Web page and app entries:
※
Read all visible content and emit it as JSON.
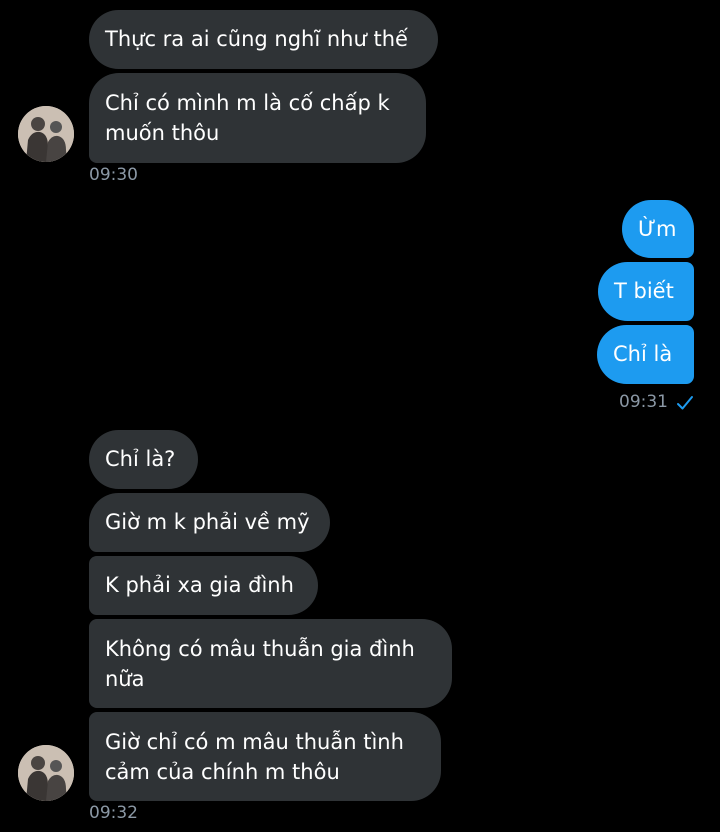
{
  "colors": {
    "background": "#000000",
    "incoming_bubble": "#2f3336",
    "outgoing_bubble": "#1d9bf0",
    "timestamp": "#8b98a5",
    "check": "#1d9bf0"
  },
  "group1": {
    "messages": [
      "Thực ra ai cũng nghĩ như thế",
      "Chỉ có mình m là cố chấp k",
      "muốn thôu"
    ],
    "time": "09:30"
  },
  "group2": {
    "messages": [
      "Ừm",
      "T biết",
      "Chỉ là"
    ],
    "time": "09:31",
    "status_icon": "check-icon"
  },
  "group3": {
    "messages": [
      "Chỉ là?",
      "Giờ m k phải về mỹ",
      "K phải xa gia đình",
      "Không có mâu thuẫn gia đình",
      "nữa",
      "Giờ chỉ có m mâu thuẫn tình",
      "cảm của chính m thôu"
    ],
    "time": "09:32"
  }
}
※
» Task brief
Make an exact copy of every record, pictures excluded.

» Solution
Read all visible content and emit it as JSON.
{
  "colors": {
    "background": "#000000",
    "incoming_bubble": "#2f3336",
    "outgoing_bubble": "#1d9bf0",
    "timestamp": "#8b98a5",
    "check": "#1d9bf0"
  },
  "group1": {
    "messages": [
      "Thực ra ai cũng nghĩ như thế",
      "Chỉ có mình m là cố chấp k",
      "muốn thôu"
    ],
    "time": "09:30"
  },
  "group2": {
    "messages": [
      "Ừm",
      "T biết",
      "Chỉ là"
    ],
    "time": "09:31",
    "status_icon": "check-icon"
  },
  "group3": {
    "messages": [
      "Chỉ là?",
      "Giờ m k phải về mỹ",
      "K phải xa gia đình",
      "Không có mâu thuẫn gia đình",
      "nữa",
      "Giờ chỉ có m mâu thuẫn tình",
      "cảm của chính m thôu"
    ],
    "time": "09:32"
  }
}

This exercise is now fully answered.